Try it:
All lines in the data bearing the string "decrease" should be identified and copied.

Input records:

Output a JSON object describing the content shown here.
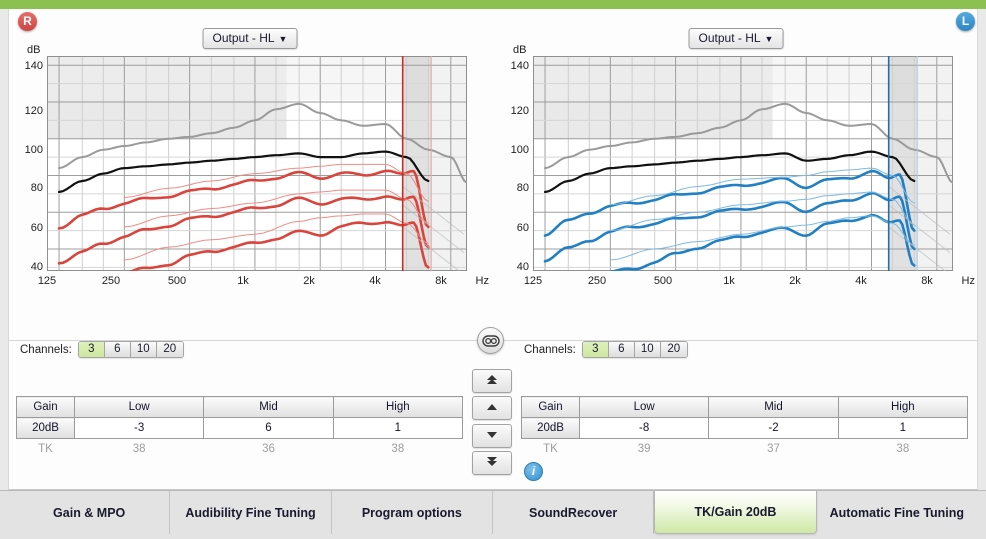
{
  "colors": {
    "accent_green": "#8cc152",
    "right_ear": "#d9534f",
    "left_ear": "#2f93d0",
    "right_curve": "#d9453c",
    "left_curve": "#2180c4",
    "mpo_curve": "#9a9a9a",
    "target_curve": "#111111",
    "selected_tab": "#cfe8a4"
  },
  "ear_badges": {
    "right": "R",
    "left": "L"
  },
  "panels": [
    {
      "side": "right",
      "dropdown_label": "Output - HL",
      "dropdown_caret": "▼",
      "channels_label": "Channels:",
      "channel_options": [
        "3",
        "6",
        "10",
        "20"
      ],
      "channel_selected": "3"
    },
    {
      "side": "left",
      "dropdown_label": "Output - HL",
      "dropdown_caret": "▼",
      "channels_label": "Channels:",
      "channel_options": [
        "3",
        "6",
        "10",
        "20"
      ],
      "channel_selected": "3"
    }
  ],
  "chart_data": [
    {
      "type": "line",
      "title": "Output - HL (Right ear)",
      "xlabel": "Hz",
      "ylabel": "dB",
      "x_tick_labels": [
        "125",
        "250",
        "500",
        "1k",
        "2k",
        "4k",
        "8k"
      ],
      "x_tick_hz": [
        125,
        250,
        500,
        1000,
        2000,
        4000,
        8000
      ],
      "y_tick_labels": [
        "140",
        "120",
        "100",
        "80",
        "60",
        "40"
      ],
      "ylim": [
        28,
        145
      ],
      "xlim_hz": [
        110,
        9500
      ],
      "grid": true,
      "legend": "none",
      "soundrecover_cutoff_hz": 4800,
      "series": [
        {
          "name": "MPO",
          "color": "#9a9a9a",
          "width": 2,
          "x": [
            125,
            160,
            200,
            250,
            315,
            400,
            500,
            630,
            800,
            1000,
            1250,
            1600,
            2000,
            2500,
            3150,
            4000,
            5000,
            6300,
            8000,
            9500
          ],
          "values": [
            84,
            90,
            94,
            96,
            98,
            100,
            101,
            103,
            106,
            110,
            116,
            119,
            114,
            110,
            107,
            108,
            100,
            94,
            90,
            76
          ]
        },
        {
          "name": "Target / 80 dB input",
          "color": "#111111",
          "width": 2.2,
          "x": [
            125,
            160,
            200,
            250,
            315,
            400,
            500,
            630,
            800,
            1000,
            1250,
            1600,
            2000,
            2500,
            3150,
            4000,
            5000,
            6300
          ],
          "values": [
            71,
            77,
            81,
            84,
            85,
            86,
            87,
            88,
            89,
            90,
            91,
            92,
            90,
            90,
            92,
            93,
            90,
            77
          ]
        },
        {
          "name": "Output 75 dB input",
          "color": "#d9453c",
          "width": 2.6,
          "x": [
            125,
            160,
            200,
            250,
            315,
            400,
            500,
            630,
            800,
            1000,
            1250,
            1600,
            2000,
            2500,
            3150,
            4000,
            4800,
            5400,
            6300
          ],
          "values": [
            52,
            58,
            62,
            65,
            67,
            69,
            71,
            73,
            75,
            77,
            79,
            81,
            79,
            81,
            80,
            83,
            80,
            82,
            52
          ]
        },
        {
          "name": "Output 55 dB input",
          "color": "#d9453c",
          "width": 2.6,
          "x": [
            125,
            160,
            200,
            250,
            315,
            400,
            500,
            630,
            800,
            1000,
            1250,
            1600,
            2000,
            2500,
            3150,
            4000,
            4800,
            5400,
            6300
          ],
          "values": [
            33,
            38,
            43,
            47,
            50,
            53,
            56,
            58,
            60,
            62,
            64,
            67,
            65,
            67,
            67,
            69,
            66,
            68,
            41
          ]
        },
        {
          "name": "Output 40 dB input",
          "color": "#d9453c",
          "width": 2.6,
          "x": [
            250,
            315,
            400,
            500,
            630,
            800,
            1000,
            1250,
            1600,
            2000,
            2500,
            3150,
            4000,
            4800,
            5400,
            6300
          ],
          "values": [
            27,
            29,
            32,
            36,
            39,
            41,
            43,
            46,
            49,
            48,
            52,
            54,
            55,
            52,
            54,
            30
          ]
        },
        {
          "name": "Unaided 75 dB reference",
          "color": "#ef8c86",
          "width": 1,
          "x": [
            250,
            400,
            630,
            1000,
            1600,
            2000,
            2500,
            3150,
            4000,
            5000,
            6300
          ],
          "values": [
            68,
            73,
            77,
            81,
            84,
            85,
            86,
            86,
            86,
            81,
            66
          ]
        },
        {
          "name": "Unaided 55 dB reference",
          "color": "#ef8c86",
          "width": 1,
          "x": [
            250,
            400,
            630,
            1000,
            1600,
            2000,
            2500,
            3150,
            4000,
            5000,
            6300
          ],
          "values": [
            52,
            58,
            62,
            65,
            70,
            71,
            72,
            72,
            72,
            67,
            54
          ]
        },
        {
          "name": "Unaided 40 dB reference",
          "color": "#ef8c86",
          "width": 1,
          "x": [
            250,
            400,
            630,
            1000,
            1600,
            2000,
            2500,
            3150,
            4000,
            5000,
            6300
          ],
          "values": [
            34,
            41,
            45,
            48,
            55,
            57,
            58,
            59,
            59,
            54,
            43
          ]
        }
      ]
    },
    {
      "type": "line",
      "title": "Output - HL (Left ear)",
      "xlabel": "Hz",
      "ylabel": "dB",
      "x_tick_labels": [
        "125",
        "250",
        "500",
        "1k",
        "2k",
        "4k",
        "8k"
      ],
      "x_tick_hz": [
        125,
        250,
        500,
        1000,
        2000,
        4000,
        8000
      ],
      "y_tick_labels": [
        "140",
        "120",
        "100",
        "80",
        "60",
        "40"
      ],
      "ylim": [
        28,
        145
      ],
      "xlim_hz": [
        110,
        9500
      ],
      "grid": true,
      "legend": "none",
      "soundrecover_cutoff_hz": 4800,
      "series": [
        {
          "name": "MPO",
          "color": "#9a9a9a",
          "width": 2,
          "x": [
            125,
            160,
            200,
            250,
            315,
            400,
            500,
            630,
            800,
            1000,
            1250,
            1600,
            2000,
            2500,
            3150,
            4000,
            5000,
            6300,
            8000,
            9500
          ],
          "values": [
            84,
            90,
            94,
            96,
            98,
            100,
            101,
            103,
            106,
            110,
            116,
            119,
            114,
            110,
            107,
            108,
            100,
            94,
            90,
            76
          ]
        },
        {
          "name": "Target / 80 dB input",
          "color": "#111111",
          "width": 2.2,
          "x": [
            125,
            160,
            200,
            250,
            315,
            400,
            500,
            630,
            800,
            1000,
            1250,
            1600,
            2000,
            2500,
            3150,
            4000,
            5000,
            6300
          ],
          "values": [
            71,
            77,
            81,
            84,
            85,
            86,
            87,
            88,
            89,
            90,
            91,
            92,
            88,
            89,
            91,
            93,
            90,
            77
          ]
        },
        {
          "name": "Output 75 dB input",
          "color": "#2180c4",
          "width": 2.6,
          "x": [
            125,
            160,
            200,
            250,
            315,
            400,
            500,
            630,
            800,
            1000,
            1250,
            1600,
            2000,
            2500,
            3150,
            4000,
            4800,
            5400,
            6300
          ],
          "values": [
            48,
            55,
            60,
            63,
            65,
            67,
            69,
            71,
            73,
            75,
            76,
            78,
            74,
            77,
            79,
            82,
            78,
            81,
            50
          ]
        },
        {
          "name": "Output 55 dB input",
          "color": "#2180c4",
          "width": 2.6,
          "x": [
            125,
            160,
            200,
            250,
            315,
            400,
            500,
            630,
            800,
            1000,
            1250,
            1600,
            2000,
            2500,
            3150,
            4000,
            4800,
            5400,
            6300
          ],
          "values": [
            34,
            40,
            45,
            49,
            52,
            54,
            56,
            58,
            60,
            62,
            63,
            65,
            61,
            64,
            67,
            70,
            66,
            69,
            40
          ]
        },
        {
          "name": "Output 40 dB input",
          "color": "#2180c4",
          "width": 2.6,
          "x": [
            250,
            315,
            400,
            500,
            630,
            800,
            1000,
            1250,
            1600,
            2000,
            2500,
            3150,
            4000,
            4800,
            5400,
            6300
          ],
          "values": [
            27,
            29,
            33,
            37,
            41,
            44,
            47,
            49,
            51,
            48,
            53,
            56,
            58,
            54,
            56,
            31
          ]
        },
        {
          "name": "Unaided 75 dB reference",
          "color": "#7db9e2",
          "width": 1,
          "x": [
            250,
            400,
            630,
            1000,
            1600,
            2000,
            2500,
            3150,
            4000,
            5000,
            6300
          ],
          "values": [
            64,
            69,
            74,
            78,
            79,
            80,
            82,
            83,
            84,
            80,
            65
          ]
        },
        {
          "name": "Unaided 55 dB reference",
          "color": "#7db9e2",
          "width": 1,
          "x": [
            250,
            400,
            630,
            1000,
            1600,
            2000,
            2500,
            3150,
            4000,
            5000,
            6300
          ],
          "values": [
            50,
            56,
            60,
            64,
            66,
            67,
            69,
            70,
            71,
            67,
            53
          ]
        },
        {
          "name": "Unaided 40 dB reference",
          "color": "#7db9e2",
          "width": 1,
          "x": [
            250,
            400,
            630,
            1000,
            1600,
            2000,
            2500,
            3150,
            4000,
            5000,
            6300
          ],
          "values": [
            34,
            40,
            44,
            48,
            52,
            53,
            55,
            57,
            58,
            54,
            42
          ]
        }
      ]
    }
  ],
  "tables": [
    {
      "side": "right",
      "headers": [
        "Gain",
        "Low",
        "Mid",
        "High"
      ],
      "gain_row": {
        "label": "20dB",
        "values": [
          "-3",
          "6",
          "1"
        ]
      },
      "tk_row": {
        "label": "TK",
        "values": [
          "38",
          "36",
          "38"
        ]
      }
    },
    {
      "side": "left",
      "headers": [
        "Gain",
        "Low",
        "Mid",
        "High"
      ],
      "gain_row": {
        "label": "20dB",
        "values": [
          "-8",
          "-2",
          "1"
        ]
      },
      "tk_row": {
        "label": "TK",
        "values": [
          "39",
          "37",
          "38"
        ]
      }
    }
  ],
  "steppers": [
    {
      "name": "increase-large",
      "glyph": "⤒"
    },
    {
      "name": "increase-small",
      "glyph": "▲"
    },
    {
      "name": "decrease-small",
      "glyph": "▼"
    },
    {
      "name": "decrease-large",
      "glyph": "⤓"
    }
  ],
  "info_button": {
    "glyph": "i"
  },
  "link_button": {
    "name": "link-ears-toggle"
  },
  "tabs": [
    {
      "label": "Gain & MPO",
      "active": false
    },
    {
      "label": "Audibility Fine Tuning",
      "active": false
    },
    {
      "label": "Program options",
      "active": false
    },
    {
      "label": "SoundRecover",
      "active": false
    },
    {
      "label": "TK/Gain 20dB",
      "active": true
    },
    {
      "label": "Automatic Fine Tuning",
      "active": false
    }
  ]
}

Solved exercise:
      "name": "decrease-small",
      "name": "decrease-large",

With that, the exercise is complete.